- **Material for this exercise**:
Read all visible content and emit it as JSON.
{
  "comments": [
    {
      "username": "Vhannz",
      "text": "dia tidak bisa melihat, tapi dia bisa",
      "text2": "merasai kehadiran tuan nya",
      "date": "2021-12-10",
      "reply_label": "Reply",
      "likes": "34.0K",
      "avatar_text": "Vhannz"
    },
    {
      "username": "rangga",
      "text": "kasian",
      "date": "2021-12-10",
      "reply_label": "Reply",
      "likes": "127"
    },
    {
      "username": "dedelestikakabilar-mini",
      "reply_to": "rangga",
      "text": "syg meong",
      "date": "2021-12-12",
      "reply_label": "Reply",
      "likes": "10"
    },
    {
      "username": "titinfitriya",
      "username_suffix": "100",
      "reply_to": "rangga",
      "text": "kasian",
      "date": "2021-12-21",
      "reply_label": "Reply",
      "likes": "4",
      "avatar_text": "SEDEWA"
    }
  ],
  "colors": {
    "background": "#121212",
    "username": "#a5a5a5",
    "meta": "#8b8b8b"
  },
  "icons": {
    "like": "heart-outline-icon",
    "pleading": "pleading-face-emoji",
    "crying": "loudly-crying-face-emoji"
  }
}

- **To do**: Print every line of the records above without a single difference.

- **Answer to the problem**:
Read all visible content and emit it as JSON.
{
  "comments": [
    {
      "username": "Vhannz",
      "text": "dia tidak bisa melihat, tapi dia bisa",
      "text2": "merasai kehadiran tuan nya",
      "date": "2021-12-10",
      "reply_label": "Reply",
      "likes": "34.0K",
      "avatar_text": "Vhannz"
    },
    {
      "username": "rangga",
      "text": "kasian",
      "date": "2021-12-10",
      "reply_label": "Reply",
      "likes": "127"
    },
    {
      "username": "dedelestikakabilar-mini",
      "reply_to": "rangga",
      "text": "syg meong",
      "date": "2021-12-12",
      "reply_label": "Reply",
      "likes": "10"
    },
    {
      "username": "titinfitriya",
      "username_suffix": "100",
      "reply_to": "rangga",
      "text": "kasian",
      "date": "2021-12-21",
      "reply_label": "Reply",
      "likes": "4",
      "avatar_text": "SEDEWA"
    }
  ],
  "colors": {
    "background": "#121212",
    "username": "#a5a5a5",
    "meta": "#8b8b8b"
  },
  "icons": {
    "like": "heart-outline-icon",
    "pleading": "pleading-face-emoji",
    "crying": "loudly-crying-face-emoji"
  }
}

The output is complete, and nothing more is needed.